— Work request —
Please copy every record below exactly, leaving out the pictures.

— Listed entries —
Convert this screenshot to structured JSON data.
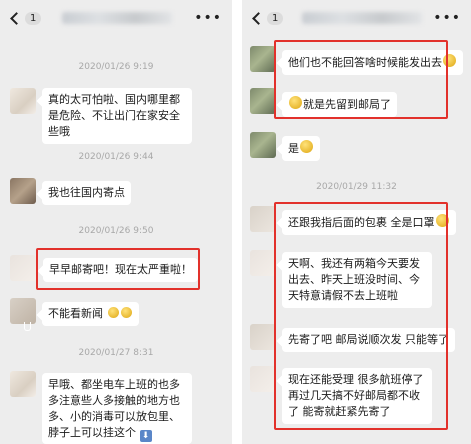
{
  "left": {
    "topbar": {
      "badge": "1"
    },
    "messages": [
      {
        "timestamp": "2020/01/26 9:19",
        "text": "真的太可怕啦、国内哪里都是危险、不让出门在家安全些哦"
      },
      {
        "timestamp": "2020/01/26 9:44",
        "text": "我也往国内寄点"
      },
      {
        "timestamp": "2020/01/26 9:50",
        "text": "早早邮寄吧！现在太严重啦！"
      },
      {
        "timestamp": "",
        "text": "不能看新闻"
      },
      {
        "timestamp": "2020/01/27 8:31",
        "text": "早哦、都坐电车上班的也多多注意些人多接触的地方也多、小的消毒可以放包里、脖子上可以挂这个"
      }
    ]
  },
  "right": {
    "topbar": {
      "badge": "1"
    },
    "messages": [
      {
        "text": "他们也不能回答啥时候能发出去"
      },
      {
        "text": "就是先留到邮局了"
      },
      {
        "text": "是"
      },
      {
        "timestamp": "2020/01/29 11:32",
        "text": "还跟我指后面的包裹 全是口罩"
      },
      {
        "text": "天啊、我还有两箱今天要发出去、昨天上班没时间、今天特意请假不去上班啦"
      },
      {
        "text": "先寄了吧 邮局说顺次发 只能等了"
      },
      {
        "text": "现在还能受理 很多航班停了 再过几天搞不好邮局都不收了 能寄就赶紧先寄了"
      }
    ]
  },
  "colors": {
    "chat_background": "#ededed",
    "bubble_background": "#ffffff",
    "highlight_border": "#e2312b",
    "timestamp": "#a8a8a8"
  }
}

— The completed task —
Convert this screenshot to structured JSON data.
{
  "left": {
    "topbar": {
      "badge": "1"
    },
    "messages": [
      {
        "timestamp": "2020/01/26 9:19",
        "text": "真的太可怕啦、国内哪里都是危险、不让出门在家安全些哦"
      },
      {
        "timestamp": "2020/01/26 9:44",
        "text": "我也往国内寄点"
      },
      {
        "timestamp": "2020/01/26 9:50",
        "text": "早早邮寄吧！现在太严重啦！"
      },
      {
        "timestamp": "",
        "text": "不能看新闻"
      },
      {
        "timestamp": "2020/01/27 8:31",
        "text": "早哦、都坐电车上班的也多多注意些人多接触的地方也多、小的消毒可以放包里、脖子上可以挂这个"
      }
    ]
  },
  "right": {
    "topbar": {
      "badge": "1"
    },
    "messages": [
      {
        "text": "他们也不能回答啥时候能发出去"
      },
      {
        "text": "就是先留到邮局了"
      },
      {
        "text": "是"
      },
      {
        "timestamp": "2020/01/29 11:32",
        "text": "还跟我指后面的包裹 全是口罩"
      },
      {
        "text": "天啊、我还有两箱今天要发出去、昨天上班没时间、今天特意请假不去上班啦"
      },
      {
        "text": "先寄了吧 邮局说顺次发 只能等了"
      },
      {
        "text": "现在还能受理 很多航班停了 再过几天搞不好邮局都不收了 能寄就赶紧先寄了"
      }
    ]
  },
  "colors": {
    "chat_background": "#ededed",
    "bubble_background": "#ffffff",
    "highlight_border": "#e2312b",
    "timestamp": "#a8a8a8"
  }
}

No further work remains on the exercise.